President Hassan Rouhani said Wednesday that Iran was not seeking conflict with the United States in the Middle East and questioned why US forces remained in the region.
President Donald Trump’s administration has withdrawn from a nuclear deal with Iran, slapped back sanctions and vowed to roll back the Shiite power’s role in the region including in Syria, Yemen and Iraq.
Attending the UN General Assembly, Rouhani defended Iran’s military support for the regime of Syrian President Bashar al-Assad, who is a member of the minority Alawite sect, as a bulwark to defeat the Islamic State extremist group.
“Our presence in Syria will continue for such time that the Syrian government requests our presence,” Rouhani told a news conference.
“We do not wish to go to war with American forces anywhere in the region. We do not wish to attack them; we do not wish to increase tensions.
“But we ask the United States to adhere to laws and to respect national sovereignty of nations,” he said.
The Trump administration enjoys close relations with Iran’s regional rivals Saudi Arabia and Israel and has warned Tehran that it is closely watching its actions.
US Secretary of State Mike Pompeo, addressing a pressure group on Tuesday, vowed to act “swiftly and decisively” to any Iranian action that damages US interests in the region.

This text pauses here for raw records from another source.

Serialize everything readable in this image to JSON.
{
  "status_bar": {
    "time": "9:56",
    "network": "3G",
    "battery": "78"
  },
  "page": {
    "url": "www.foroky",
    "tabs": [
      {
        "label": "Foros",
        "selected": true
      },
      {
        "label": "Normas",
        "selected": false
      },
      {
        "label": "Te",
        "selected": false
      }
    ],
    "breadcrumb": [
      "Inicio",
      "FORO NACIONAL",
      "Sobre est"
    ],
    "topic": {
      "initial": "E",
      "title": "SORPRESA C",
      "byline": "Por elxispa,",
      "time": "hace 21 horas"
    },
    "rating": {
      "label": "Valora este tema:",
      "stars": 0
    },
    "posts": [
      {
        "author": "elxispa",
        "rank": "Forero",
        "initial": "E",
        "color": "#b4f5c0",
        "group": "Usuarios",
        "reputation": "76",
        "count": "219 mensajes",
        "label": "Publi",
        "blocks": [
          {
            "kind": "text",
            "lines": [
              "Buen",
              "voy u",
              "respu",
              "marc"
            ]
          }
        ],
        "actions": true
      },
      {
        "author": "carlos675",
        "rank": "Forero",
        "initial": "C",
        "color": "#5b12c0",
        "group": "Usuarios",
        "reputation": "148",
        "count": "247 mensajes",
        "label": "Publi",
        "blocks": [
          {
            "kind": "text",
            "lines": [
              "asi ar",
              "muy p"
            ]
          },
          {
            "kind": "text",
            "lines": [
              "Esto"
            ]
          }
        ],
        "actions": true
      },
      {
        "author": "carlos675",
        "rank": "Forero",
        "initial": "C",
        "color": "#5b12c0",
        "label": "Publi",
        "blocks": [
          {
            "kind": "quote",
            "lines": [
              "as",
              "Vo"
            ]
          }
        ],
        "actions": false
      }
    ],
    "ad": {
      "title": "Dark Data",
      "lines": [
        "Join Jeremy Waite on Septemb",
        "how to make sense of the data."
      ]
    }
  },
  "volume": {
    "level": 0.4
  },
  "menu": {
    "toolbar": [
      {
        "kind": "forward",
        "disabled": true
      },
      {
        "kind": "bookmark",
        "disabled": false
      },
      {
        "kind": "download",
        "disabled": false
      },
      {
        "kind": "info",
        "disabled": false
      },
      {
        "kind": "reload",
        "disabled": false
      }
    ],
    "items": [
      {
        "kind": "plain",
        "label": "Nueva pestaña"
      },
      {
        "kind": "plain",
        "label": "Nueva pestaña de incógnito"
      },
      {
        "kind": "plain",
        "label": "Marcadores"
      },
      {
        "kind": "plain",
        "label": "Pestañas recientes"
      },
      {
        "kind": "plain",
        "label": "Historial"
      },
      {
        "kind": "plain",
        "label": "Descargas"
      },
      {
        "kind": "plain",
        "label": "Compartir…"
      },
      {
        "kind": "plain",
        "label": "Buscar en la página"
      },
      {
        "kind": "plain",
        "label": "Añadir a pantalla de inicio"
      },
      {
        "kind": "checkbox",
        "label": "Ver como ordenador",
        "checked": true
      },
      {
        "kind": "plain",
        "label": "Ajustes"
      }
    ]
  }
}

Rouhani quipped: “When the secretary of state says we will be held to account, why have they gone to Iraq in the first place?”